The same with an economy. Capitalism encourages diversity; there's examples galore and that's found in increasing choice. Some of these choices will become successful, some not, but the nature of capitalism/competition means an environment where one size doesn't fit all. Nor does one solution fit all, which brings us to regulation and the effects of it.

A good argument can be made for standardization and metrics of such as purity of foodstuffs and medicine. Various pure-food acts have been extremely beneficial.

However, regulation to prevent miscalculation, as President Obama proposes in the use of financial instruments, prevents the ‘kitchen store' effect. Agreed, the risk of previous endeavors shown as boom and bust should be examined, but examined for result not limited by regulation disallowing risk.

If we try to eliminate risk we eliminate invention and innovation. Assuming we know all parameters concerning risk is hubris. There are some verities, yet even these are subject to forces either not fully understood or placed in categories effective in one period but not another.

The problem with regulation is it's trying to mold something that's best left unmolded. Capitalism is sloppy and succeeds because there is a large area of slop. Why it is sloppy is because nothing is fixed. There is no ultimate product. In fact, there are products not even thought of and they, when they come about, change this mix regulation tries to unify.

One reason why so many emigrated to North America was because the countries they left were highly regulated. To them North America was an opportunity denied by regulation in their home lands. When you have time, David, look at the three waves of emigration to the US during the late 1800s and the early 1900s and why there were pack peddlers.

But back to regulation. In theory, it smooth things; yet in practice it stultifies.
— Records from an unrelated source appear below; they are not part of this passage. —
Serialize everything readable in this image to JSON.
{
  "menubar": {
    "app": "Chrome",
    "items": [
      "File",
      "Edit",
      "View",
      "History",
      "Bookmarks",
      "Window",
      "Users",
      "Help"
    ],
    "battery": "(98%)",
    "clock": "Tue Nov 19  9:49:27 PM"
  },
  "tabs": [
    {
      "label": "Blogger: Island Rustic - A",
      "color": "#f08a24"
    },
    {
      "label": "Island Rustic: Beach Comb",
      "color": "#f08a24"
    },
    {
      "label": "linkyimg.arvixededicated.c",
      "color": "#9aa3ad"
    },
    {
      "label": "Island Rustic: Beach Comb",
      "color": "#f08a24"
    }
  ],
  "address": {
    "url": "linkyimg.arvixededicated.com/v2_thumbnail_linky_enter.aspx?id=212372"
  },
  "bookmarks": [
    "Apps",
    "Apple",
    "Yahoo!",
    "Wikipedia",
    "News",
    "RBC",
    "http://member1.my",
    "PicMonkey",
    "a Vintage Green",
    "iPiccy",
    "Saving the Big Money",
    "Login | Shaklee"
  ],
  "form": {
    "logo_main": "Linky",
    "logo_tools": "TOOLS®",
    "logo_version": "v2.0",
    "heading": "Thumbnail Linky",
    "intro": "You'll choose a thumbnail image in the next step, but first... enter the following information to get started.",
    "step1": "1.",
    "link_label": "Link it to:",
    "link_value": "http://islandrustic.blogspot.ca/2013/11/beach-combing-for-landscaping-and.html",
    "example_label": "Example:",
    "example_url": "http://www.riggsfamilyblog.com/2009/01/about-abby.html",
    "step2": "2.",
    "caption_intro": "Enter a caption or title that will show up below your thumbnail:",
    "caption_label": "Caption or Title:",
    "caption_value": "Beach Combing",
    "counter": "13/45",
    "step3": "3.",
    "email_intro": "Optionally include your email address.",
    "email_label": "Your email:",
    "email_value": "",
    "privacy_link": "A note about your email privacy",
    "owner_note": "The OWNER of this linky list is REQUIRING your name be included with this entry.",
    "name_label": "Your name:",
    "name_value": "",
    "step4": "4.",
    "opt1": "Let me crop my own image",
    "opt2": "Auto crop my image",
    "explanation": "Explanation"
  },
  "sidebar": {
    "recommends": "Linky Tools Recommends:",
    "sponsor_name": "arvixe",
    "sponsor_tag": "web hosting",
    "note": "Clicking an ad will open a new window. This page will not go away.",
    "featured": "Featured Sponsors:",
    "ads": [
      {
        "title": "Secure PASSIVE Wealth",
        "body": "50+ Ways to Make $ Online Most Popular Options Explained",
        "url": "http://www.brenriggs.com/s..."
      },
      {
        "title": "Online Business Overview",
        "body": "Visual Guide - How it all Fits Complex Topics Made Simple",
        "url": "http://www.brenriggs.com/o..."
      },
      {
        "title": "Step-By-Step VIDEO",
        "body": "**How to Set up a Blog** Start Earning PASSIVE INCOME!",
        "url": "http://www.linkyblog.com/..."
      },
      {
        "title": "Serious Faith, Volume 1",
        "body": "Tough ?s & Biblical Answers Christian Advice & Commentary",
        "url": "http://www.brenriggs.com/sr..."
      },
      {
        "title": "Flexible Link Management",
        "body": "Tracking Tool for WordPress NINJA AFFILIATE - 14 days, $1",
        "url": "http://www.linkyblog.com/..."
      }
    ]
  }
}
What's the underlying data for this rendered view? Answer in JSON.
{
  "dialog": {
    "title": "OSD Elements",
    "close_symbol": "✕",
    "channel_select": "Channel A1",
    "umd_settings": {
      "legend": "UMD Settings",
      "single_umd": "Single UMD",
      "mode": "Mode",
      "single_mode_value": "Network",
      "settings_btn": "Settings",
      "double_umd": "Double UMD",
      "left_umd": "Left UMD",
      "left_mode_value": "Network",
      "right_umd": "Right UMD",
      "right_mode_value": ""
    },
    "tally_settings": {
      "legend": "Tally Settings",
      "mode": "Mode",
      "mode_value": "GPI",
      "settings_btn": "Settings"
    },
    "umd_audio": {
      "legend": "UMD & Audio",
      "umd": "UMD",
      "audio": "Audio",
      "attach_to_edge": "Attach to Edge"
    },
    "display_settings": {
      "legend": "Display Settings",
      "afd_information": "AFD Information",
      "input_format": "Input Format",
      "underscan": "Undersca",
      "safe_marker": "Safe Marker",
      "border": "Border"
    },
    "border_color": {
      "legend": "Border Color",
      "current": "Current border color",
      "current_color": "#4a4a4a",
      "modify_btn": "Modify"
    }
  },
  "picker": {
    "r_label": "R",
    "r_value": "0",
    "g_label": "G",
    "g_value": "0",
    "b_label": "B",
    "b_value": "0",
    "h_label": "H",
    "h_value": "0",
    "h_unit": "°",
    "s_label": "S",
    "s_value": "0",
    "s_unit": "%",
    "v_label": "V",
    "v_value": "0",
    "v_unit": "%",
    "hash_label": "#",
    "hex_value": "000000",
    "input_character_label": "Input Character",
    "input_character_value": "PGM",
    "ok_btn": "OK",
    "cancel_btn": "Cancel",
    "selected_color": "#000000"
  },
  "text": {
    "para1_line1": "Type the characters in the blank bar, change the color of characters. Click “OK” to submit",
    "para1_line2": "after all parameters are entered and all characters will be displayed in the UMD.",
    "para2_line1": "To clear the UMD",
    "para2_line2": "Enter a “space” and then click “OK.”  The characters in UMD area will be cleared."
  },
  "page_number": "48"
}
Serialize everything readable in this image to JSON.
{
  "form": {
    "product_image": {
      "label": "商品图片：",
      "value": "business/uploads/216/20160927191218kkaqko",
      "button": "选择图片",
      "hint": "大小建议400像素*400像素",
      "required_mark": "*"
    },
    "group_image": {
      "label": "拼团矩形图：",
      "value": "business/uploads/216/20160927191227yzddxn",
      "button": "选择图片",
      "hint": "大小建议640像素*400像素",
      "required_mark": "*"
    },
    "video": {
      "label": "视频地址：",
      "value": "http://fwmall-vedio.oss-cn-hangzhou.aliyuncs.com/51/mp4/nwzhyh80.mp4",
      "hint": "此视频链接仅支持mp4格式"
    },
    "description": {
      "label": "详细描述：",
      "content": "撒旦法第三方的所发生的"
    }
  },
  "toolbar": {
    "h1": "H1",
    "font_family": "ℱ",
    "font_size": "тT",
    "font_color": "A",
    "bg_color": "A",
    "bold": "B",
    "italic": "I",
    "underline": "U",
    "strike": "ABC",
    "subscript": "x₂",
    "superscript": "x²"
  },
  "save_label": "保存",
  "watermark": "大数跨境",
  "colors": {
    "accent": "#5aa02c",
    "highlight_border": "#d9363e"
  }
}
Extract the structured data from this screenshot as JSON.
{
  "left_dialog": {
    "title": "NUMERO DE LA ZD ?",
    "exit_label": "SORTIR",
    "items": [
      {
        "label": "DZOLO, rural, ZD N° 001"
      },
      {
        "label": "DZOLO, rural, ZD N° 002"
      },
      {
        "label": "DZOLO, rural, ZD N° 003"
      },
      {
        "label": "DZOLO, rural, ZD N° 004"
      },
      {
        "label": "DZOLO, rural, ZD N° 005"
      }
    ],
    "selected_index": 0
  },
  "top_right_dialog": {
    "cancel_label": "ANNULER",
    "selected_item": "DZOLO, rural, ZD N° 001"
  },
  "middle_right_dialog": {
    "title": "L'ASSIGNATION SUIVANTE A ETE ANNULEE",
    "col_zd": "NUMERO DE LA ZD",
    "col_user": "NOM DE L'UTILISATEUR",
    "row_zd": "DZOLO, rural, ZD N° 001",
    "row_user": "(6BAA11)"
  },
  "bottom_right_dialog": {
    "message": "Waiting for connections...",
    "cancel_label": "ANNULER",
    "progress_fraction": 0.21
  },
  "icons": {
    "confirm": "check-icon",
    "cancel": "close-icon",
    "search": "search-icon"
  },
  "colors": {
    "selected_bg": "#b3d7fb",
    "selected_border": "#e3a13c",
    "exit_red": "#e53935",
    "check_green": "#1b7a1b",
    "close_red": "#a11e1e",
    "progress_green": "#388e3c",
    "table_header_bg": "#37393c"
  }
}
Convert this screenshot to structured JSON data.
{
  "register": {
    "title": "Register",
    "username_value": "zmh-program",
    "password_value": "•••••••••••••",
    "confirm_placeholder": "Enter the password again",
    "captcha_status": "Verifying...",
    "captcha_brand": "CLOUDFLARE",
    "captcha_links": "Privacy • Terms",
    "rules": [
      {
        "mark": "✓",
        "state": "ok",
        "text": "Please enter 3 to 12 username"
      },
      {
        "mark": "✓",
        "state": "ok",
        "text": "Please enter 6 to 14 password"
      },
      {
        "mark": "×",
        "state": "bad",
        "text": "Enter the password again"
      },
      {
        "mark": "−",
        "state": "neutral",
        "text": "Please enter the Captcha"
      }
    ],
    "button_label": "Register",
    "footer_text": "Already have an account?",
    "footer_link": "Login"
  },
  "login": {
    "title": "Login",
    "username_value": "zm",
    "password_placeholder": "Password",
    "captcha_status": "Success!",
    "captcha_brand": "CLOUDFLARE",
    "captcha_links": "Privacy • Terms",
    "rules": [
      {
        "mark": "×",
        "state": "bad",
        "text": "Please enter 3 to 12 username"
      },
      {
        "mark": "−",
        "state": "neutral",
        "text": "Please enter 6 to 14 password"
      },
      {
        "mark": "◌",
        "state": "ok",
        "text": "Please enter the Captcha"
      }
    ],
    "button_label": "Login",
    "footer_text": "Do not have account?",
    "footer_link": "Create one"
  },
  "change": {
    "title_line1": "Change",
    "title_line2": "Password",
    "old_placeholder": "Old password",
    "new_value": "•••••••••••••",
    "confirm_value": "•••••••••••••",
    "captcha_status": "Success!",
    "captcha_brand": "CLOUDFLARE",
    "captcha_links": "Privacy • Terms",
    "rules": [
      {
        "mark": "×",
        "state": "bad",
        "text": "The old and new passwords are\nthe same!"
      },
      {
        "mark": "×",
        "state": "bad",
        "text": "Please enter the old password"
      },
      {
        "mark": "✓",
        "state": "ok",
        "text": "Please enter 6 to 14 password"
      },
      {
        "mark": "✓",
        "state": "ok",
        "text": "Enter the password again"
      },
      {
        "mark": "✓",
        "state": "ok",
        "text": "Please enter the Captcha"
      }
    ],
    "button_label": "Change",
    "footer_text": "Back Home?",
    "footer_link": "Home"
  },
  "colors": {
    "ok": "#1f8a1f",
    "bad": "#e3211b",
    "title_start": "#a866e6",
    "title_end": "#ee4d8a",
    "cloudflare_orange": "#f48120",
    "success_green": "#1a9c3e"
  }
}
And back to our kitchen store. Imagine the result if there were regulations as to pot size, knife configuration and the regulation no new device can be introduced since it would affect the producers of an inferior device.

MichaelR